*Exercise directions*. After reading the entries below, report how many lines have the string "visible" in them, giving the number alone.

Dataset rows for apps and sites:
* * * * *
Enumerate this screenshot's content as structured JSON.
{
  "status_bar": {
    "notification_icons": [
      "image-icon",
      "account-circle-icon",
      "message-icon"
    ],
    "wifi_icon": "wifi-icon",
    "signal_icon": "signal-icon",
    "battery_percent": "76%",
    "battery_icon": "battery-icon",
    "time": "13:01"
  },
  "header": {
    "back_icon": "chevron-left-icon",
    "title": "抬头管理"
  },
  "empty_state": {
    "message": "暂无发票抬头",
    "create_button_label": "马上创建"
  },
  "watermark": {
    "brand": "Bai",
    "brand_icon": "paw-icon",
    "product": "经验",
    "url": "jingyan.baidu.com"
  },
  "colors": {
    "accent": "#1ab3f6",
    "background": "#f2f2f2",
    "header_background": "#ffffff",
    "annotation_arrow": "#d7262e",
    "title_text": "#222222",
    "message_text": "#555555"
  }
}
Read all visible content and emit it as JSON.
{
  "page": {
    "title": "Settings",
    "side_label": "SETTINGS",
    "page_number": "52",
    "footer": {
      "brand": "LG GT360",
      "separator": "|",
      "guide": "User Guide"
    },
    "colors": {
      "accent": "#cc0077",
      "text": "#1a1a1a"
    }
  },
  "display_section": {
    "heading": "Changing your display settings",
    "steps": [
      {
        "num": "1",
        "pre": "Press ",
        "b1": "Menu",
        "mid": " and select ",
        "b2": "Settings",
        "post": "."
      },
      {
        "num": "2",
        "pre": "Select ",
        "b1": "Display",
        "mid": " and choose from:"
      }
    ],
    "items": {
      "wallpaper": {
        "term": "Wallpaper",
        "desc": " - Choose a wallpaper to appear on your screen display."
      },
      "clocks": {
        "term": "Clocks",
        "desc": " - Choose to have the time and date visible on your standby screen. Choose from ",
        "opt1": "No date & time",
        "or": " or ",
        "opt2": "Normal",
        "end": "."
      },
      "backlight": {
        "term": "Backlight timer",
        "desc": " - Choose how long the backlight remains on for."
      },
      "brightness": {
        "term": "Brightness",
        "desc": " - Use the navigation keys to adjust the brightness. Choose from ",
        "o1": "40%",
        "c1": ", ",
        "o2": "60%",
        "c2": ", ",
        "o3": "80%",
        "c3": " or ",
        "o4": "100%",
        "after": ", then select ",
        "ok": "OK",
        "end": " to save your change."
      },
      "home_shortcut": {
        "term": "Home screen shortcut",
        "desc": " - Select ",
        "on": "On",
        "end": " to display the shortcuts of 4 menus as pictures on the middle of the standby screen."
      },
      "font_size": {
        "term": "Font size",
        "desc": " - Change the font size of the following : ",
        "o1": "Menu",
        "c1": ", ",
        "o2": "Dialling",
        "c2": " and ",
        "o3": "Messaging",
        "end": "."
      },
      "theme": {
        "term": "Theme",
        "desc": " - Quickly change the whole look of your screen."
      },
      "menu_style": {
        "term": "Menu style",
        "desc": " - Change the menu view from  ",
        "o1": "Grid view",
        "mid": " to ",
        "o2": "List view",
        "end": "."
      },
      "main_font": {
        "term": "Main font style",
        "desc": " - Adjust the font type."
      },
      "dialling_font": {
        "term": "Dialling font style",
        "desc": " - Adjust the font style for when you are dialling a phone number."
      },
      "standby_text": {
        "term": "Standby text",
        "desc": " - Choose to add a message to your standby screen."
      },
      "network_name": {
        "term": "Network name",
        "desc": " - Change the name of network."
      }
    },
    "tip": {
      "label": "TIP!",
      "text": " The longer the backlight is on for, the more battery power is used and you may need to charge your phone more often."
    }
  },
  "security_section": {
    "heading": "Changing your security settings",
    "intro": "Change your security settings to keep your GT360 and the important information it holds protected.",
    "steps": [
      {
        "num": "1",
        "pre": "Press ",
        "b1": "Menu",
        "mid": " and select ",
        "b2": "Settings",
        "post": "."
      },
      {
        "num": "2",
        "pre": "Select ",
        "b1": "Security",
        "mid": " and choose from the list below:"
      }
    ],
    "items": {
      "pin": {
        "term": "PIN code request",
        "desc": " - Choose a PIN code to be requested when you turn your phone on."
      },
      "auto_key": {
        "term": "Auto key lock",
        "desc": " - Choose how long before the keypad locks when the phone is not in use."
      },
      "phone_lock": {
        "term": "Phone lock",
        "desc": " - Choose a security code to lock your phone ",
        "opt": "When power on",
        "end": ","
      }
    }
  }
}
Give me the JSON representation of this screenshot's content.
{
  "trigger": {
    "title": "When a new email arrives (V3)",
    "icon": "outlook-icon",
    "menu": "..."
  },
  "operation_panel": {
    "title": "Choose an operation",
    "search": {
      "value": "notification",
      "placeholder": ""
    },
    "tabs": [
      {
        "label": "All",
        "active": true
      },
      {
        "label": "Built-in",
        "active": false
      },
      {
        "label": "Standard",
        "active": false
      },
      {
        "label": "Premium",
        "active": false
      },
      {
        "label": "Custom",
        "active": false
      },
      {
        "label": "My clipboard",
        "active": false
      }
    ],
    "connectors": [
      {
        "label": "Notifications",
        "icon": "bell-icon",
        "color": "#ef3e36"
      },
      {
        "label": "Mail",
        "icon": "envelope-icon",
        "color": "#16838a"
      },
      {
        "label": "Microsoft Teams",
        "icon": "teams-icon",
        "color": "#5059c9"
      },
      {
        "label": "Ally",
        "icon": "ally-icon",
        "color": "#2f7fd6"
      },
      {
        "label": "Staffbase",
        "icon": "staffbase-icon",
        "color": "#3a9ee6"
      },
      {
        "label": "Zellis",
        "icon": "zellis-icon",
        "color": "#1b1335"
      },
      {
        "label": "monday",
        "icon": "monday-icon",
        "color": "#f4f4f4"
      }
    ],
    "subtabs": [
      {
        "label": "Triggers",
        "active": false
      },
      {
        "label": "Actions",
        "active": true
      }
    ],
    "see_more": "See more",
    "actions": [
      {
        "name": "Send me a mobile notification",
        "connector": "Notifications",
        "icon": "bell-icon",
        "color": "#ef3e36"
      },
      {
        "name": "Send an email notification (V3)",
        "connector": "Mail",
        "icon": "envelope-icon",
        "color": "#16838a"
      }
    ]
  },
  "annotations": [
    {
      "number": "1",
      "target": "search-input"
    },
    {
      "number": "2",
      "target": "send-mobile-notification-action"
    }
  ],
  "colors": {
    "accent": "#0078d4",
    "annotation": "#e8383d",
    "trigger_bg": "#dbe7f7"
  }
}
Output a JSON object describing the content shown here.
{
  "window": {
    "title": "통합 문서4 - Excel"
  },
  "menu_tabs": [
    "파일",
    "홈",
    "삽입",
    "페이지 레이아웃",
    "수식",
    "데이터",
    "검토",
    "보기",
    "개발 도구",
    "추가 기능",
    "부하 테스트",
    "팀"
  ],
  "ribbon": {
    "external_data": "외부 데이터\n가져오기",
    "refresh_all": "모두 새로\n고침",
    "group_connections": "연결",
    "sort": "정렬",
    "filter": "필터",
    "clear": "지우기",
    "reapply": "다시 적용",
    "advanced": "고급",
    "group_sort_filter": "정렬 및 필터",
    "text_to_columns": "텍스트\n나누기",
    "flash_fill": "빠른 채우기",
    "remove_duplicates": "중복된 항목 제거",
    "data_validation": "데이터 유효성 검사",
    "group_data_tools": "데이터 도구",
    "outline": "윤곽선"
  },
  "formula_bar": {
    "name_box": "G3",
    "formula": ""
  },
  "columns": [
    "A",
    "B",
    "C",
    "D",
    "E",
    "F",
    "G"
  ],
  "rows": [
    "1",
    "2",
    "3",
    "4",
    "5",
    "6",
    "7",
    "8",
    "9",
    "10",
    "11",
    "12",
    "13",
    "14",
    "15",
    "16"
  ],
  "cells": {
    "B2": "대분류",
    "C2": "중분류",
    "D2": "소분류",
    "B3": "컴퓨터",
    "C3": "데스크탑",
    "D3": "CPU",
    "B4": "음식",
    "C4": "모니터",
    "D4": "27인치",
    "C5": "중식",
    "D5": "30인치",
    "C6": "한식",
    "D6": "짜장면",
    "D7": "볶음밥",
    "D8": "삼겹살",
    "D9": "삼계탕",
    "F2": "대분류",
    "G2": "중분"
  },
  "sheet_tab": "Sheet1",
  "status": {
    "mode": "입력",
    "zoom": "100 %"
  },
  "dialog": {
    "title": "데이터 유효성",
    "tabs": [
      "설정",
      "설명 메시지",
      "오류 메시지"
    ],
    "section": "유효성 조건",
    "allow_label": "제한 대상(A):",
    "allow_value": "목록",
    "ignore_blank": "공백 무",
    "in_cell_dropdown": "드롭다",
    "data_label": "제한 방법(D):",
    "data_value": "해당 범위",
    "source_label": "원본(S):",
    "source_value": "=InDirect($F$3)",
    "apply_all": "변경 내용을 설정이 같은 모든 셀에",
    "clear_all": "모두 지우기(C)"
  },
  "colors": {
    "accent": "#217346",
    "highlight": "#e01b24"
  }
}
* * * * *
*Answer section*. 2